Yesterday started rough. Lots of anger and frustration over a writing deadline with none of the joy or appetite for the challenge. Tried various things to shake it, starting with actually doing the writing (sometimes I forget that part), but also yard work, reading, walking, sleeping. Sleeping felt dangerously good.
I got up to go to a friend’s show, and my stormcloud of dark thoughts traveled along. I blame it for making me miss the Damen stop on the Brown Line. Silently raging, I got off at Montrose and walked back to Damen to wait for the next bus.
The show took me out of myself with a beautiful performance of a hard story. Three gifted performers telling one woman’s story of forgiveness through words, Butoh, and sound telling, which was a remarkable sort of emotional Foley art.
But the magic of the piece drifted away while I waited through the talkback. I decided I couldn’t wait for a ride from my friend, so I checked Uber. I’m always scared of Uber because what if I get a weirdo? But travelling under a cloud of despair has its perks: who cares if something goes horribly wrong. I was looking at how the closest one was four minutes away, my finger hovering above the Request button, when I walked outside the theatre and saw some people I knew. Conversation seemed impossible so I hit the button.
Four minutes later Carl in his Ford Escape showed up. I asked his thoughts on the Ford Escape (see How The Volkswagen Scandal Has Changed Me), and he kept me entertained all the way home. He talked mostly about his two girls, Jordan and I didn’t catch the other one’s name, one fearless and the other “scared of everything.”
The fearless one eats anything and travels everywhere. She was walking at six-and-a-half months, born May 22 and carrying her own presents upstairs by Christmas Day to play with them in her room as Carl napped. He’s been divorced 16 years now and lives back in the city, on the South Side while his girls are in Bucktown. The scared one is living with the fearless one at the moment.

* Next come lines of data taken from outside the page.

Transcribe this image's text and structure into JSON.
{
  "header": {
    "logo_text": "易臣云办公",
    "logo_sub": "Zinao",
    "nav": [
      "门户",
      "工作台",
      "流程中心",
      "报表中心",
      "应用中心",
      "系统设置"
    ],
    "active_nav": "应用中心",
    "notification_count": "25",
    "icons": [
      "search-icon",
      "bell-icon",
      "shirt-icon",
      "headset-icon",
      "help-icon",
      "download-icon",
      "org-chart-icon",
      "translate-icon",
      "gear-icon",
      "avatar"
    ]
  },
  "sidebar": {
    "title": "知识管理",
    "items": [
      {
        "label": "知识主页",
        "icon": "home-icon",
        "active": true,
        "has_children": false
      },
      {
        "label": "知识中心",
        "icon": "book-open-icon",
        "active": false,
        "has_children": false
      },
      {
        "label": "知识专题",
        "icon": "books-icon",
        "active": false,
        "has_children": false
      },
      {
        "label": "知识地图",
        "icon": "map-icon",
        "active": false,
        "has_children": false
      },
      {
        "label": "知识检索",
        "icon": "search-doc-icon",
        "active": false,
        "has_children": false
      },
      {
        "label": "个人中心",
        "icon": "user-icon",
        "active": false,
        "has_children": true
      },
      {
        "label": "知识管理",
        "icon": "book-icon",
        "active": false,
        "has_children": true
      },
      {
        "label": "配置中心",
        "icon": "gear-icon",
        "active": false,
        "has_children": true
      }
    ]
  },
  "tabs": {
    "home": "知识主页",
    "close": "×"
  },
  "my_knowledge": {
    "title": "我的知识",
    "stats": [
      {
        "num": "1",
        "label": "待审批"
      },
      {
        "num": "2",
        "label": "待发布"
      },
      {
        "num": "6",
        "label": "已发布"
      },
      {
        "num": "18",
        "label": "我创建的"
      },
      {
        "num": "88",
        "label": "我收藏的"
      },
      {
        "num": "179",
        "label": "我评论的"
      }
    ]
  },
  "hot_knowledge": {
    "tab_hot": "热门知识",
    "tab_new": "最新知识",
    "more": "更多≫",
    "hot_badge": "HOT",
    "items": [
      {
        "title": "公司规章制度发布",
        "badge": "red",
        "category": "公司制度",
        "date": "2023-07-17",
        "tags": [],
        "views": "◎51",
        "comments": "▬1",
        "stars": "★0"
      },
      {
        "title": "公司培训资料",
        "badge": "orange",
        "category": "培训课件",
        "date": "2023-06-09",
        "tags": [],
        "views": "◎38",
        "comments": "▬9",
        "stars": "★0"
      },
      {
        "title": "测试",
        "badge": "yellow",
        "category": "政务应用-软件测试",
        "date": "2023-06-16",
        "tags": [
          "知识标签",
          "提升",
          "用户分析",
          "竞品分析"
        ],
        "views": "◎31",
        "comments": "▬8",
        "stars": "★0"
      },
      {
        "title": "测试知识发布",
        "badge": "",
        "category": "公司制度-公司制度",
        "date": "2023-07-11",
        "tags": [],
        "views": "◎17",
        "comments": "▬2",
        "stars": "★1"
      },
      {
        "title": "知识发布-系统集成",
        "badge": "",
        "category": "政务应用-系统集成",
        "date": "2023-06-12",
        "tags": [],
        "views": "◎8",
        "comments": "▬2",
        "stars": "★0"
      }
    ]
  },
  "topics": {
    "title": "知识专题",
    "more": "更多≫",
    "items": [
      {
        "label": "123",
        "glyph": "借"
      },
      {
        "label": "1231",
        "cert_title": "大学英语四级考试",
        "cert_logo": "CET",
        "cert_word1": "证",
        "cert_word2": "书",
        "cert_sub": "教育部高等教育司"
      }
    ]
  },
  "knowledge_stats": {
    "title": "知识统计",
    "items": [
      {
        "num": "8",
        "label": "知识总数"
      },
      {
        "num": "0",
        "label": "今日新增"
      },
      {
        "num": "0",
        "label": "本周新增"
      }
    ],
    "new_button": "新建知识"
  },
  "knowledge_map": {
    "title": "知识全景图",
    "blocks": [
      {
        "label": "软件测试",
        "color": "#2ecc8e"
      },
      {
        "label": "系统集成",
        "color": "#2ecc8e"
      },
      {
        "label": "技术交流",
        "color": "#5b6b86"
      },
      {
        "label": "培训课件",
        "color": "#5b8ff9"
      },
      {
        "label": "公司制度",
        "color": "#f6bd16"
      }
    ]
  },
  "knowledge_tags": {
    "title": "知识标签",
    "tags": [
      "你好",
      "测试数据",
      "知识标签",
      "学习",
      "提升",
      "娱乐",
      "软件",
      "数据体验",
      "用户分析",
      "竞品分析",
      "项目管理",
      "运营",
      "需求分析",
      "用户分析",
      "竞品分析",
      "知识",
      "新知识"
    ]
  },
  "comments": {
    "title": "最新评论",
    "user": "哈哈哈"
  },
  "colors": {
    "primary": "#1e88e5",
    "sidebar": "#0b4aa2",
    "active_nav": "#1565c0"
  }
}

“They’re always asking me to do silly things,” he said. “‘Come over and make us grilled-cheese sandwiches!’ I was always making grilled-cheese sandwiches when they were kids.” Last Thursday he went to Buckdown and did just that but he went a little fancier. It was always tomato soup he made to go with the sandwiches but this time, “Lobster bisque.”
Lobster bisque. He said it twice, relishing the memory or maybe just the sound of the words.
He waited until I was inside before he drove away. I slept for ten hours and woke up excited to write again. It was a nice ride.